Richards’ ‘Cocaine True, Cocaine Blue’ had a big effect on photo editor Kate Osba, her personal reflection is below.
You can find Richards’ images on his site under Galleries – Cocaine True, Cocaine Blue
Everyone remembers their first love; their first kiss, first rock song that sounded like its lyrics were written just for them. My first love of a photo book happened by chance (or as I have always assumed, fate) in my college library on a late weekend night. It was my second year and I was trying to get through a paper I had no interest in. Avoiding my noisy neighbors I walked around the library floor and found a corner desk with a lone book with a navy protective cover and no title. I brushed the book aside and focused on my blank screen. While inspiration refused to strike, I picked up the sticky book and opened it, thinking nothing of it. I couldn’t believe what I saw. It hit me within seconds – I was looking at something incredible. I couldn’t stop looking, carrying it around in my bag for weeks, pausing randomly throughout the day to focus on one intense page. To this day, as I sit here looking at the images that haunted me for years, I still wonder why it was this book that found me.

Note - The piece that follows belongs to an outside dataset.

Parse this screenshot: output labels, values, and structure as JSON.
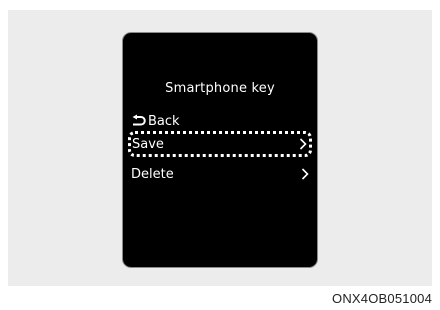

Something about Cocaine True, Cocaine Blue fired me up like nothing else. This man, Eugene Richards, had gone into one of the worst neighborhoods in New York at that time, alone, and documented a world that I had never been able to see. Growing up as a middle-class white girl in Manhattan, I knew there were parts of my city I would never know. This took me somewhere I never wanted to go to, but couldn’t stop looking at. Every shot was so rough, gritty, intense. At the time I thought to be a photojournalist, one needed to travel to a far off country to document war and suffering, I had no idea it could be a subway ride away. It’s cliche to say, but those pictures are burnt in my mind. If you asked me to name the situation in each frame today, I could do it.
To say a plastic coated book in a 70’s style library changed my life sounds silly, but it did. The following summer I interned at Magnum, just to be a few steps closer to the eyes that saw these things. On my first day I mentioned to my boss that Eugene Richards was my favorite photographer, and never to let me see him in person because I might literally have a heart-attack. He handed me a yellow envelope and told me I needed to bring this to Gene Richard, with an address, HIS address in my sweaty hand. To say my encounter was awkward is a generous understatement. While Mr. Richards wife told me to wait a few minutes so that I could meet her husband, I immediately told her that I needed to pee and she offered her bathroom. My response was that I couldn’t handle peeing in Eugene Richards bathroom. This might be the first time his wife was ever scared of an intern. Anyway, I met him and it was fine and I managed to not pee on myself, I met him again a few months later and was less awkward – thank you, red wine.
I still get that feeling when I see someones work that is great, that weight in my heart, unconscious smile – though nothing will ever feel like it did in that library, but that’s okay, that’s what first loves for.
Reluctantly, I threw the address away.